---- EXTRACTED DATA

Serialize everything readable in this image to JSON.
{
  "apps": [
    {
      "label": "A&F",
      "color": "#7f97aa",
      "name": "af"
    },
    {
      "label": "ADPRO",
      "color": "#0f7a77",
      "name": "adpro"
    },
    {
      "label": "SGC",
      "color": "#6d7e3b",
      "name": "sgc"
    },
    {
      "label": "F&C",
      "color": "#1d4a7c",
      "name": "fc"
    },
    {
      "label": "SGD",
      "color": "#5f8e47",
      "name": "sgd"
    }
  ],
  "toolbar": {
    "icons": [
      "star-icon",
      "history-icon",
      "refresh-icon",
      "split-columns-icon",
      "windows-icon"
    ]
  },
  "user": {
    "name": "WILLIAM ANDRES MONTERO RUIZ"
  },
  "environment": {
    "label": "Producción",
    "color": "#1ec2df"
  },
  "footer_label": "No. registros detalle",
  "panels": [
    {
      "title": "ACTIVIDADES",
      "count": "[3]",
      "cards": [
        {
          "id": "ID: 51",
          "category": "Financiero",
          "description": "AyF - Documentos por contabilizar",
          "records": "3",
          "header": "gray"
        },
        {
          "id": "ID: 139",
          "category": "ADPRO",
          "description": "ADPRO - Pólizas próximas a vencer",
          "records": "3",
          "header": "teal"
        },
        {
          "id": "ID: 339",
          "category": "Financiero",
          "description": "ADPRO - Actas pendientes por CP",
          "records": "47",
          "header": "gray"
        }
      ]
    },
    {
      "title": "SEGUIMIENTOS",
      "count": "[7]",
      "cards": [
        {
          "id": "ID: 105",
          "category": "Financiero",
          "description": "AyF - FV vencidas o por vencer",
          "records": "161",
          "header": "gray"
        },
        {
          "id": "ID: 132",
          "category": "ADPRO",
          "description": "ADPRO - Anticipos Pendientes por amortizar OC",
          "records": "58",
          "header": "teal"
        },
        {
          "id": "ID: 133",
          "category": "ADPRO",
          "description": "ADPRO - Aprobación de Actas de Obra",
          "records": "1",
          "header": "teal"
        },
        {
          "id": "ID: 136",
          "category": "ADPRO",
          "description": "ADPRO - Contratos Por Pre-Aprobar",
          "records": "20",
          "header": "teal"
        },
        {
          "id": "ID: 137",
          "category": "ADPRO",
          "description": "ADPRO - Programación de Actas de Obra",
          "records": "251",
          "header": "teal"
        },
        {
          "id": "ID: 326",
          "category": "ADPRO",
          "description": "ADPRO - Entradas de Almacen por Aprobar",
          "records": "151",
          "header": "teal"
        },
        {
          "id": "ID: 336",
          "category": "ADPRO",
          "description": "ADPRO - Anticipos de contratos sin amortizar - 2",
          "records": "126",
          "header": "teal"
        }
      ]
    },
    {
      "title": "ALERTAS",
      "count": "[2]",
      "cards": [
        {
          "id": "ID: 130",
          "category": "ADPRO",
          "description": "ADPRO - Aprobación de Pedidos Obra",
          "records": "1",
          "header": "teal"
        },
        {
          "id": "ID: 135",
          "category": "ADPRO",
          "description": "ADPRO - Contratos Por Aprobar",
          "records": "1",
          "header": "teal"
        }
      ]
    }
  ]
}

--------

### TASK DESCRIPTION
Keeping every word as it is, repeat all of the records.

### ANSWER TO THE EXERCISE
Serialize everything readable in this image to JSON.
{
  "apps": [
    {
      "label": "A&F",
      "color": "#7f97aa",
      "name": "af"
    },
    {
      "label": "ADPRO",
      "color": "#0f7a77",
      "name": "adpro"
    },
    {
      "label": "SGC",
      "color": "#6d7e3b",
      "name": "sgc"
    },
    {
      "label": "F&C",
      "color": "#1d4a7c",
      "name": "fc"
    },
    {
      "label": "SGD",
      "color": "#5f8e47",
      "name": "sgd"
    }
  ],
  "toolbar": {
    "icons": [
      "star-icon",
      "history-icon",
      "refresh-icon",
      "split-columns-icon",
      "windows-icon"
    ]
  },
  "user": {
    "name": "WILLIAM ANDRES MONTERO RUIZ"
  },
  "environment": {
    "label": "Producción",
    "color": "#1ec2df"
  },
  "footer_label": "No. registros detalle",
  "panels": [
    {
      "title": "ACTIVIDADES",
      "count": "[3]",
      "cards": [
        {
          "id": "ID: 51",
          "category": "Financiero",
          "description": "AyF - Documentos por contabilizar",
          "records": "3",
          "header": "gray"
        },
        {
          "id": "ID: 139",
          "category": "ADPRO",
          "description": "ADPRO - Pólizas próximas a vencer",
          "records": "3",
          "header": "teal"
        },
        {
          "id": "ID: 339",
          "category": "Financiero",
          "description": "ADPRO - Actas pendientes por CP",
          "records": "47",
          "header": "gray"
        }
      ]
    },
    {
      "title": "SEGUIMIENTOS",
      "count": "[7]",
      "cards": [
        {
          "id": "ID: 105",
          "category": "Financiero",
          "description": "AyF - FV vencidas o por vencer",
          "records": "161",
          "header": "gray"
        },
        {
          "id": "ID: 132",
          "category": "ADPRO",
          "description": "ADPRO - Anticipos Pendientes por amortizar OC",
          "records": "58",
          "header": "teal"
        },
        {
          "id": "ID: 133",
          "category": "ADPRO",
          "description": "ADPRO - Aprobación de Actas de Obra",
          "records": "1",
          "header": "teal"
        },
        {
          "id": "ID: 136",
          "category": "ADPRO",
          "description": "ADPRO - Contratos Por Pre-Aprobar",
          "records": "20",
          "header": "teal"
        },
        {
          "id": "ID: 137",
          "category": "ADPRO",
          "description": "ADPRO - Programación de Actas de Obra",
          "records": "251",
          "header": "teal"
        },
        {
          "id": "ID: 326",
          "category": "ADPRO",
          "description": "ADPRO - Entradas de Almacen por Aprobar",
          "records": "151",
          "header": "teal"
        },
        {
          "id": "ID: 336",
          "category": "ADPRO",
          "description": "ADPRO - Anticipos de contratos sin amortizar - 2",
          "records": "126",
          "header": "teal"
        }
      ]
    },
    {
      "title": "ALERTAS",
      "count": "[2]",
      "cards": [
        {
          "id": "ID: 130",
          "category": "ADPRO",
          "description": "ADPRO - Aprobación de Pedidos Obra",
          "records": "1",
          "header": "teal"
        },
        {
          "id": "ID: 135",
          "category": "ADPRO",
          "description": "ADPRO - Contratos Por Aprobar",
          "records": "1",
          "header": "teal"
        }
      ]
    }
  ]
}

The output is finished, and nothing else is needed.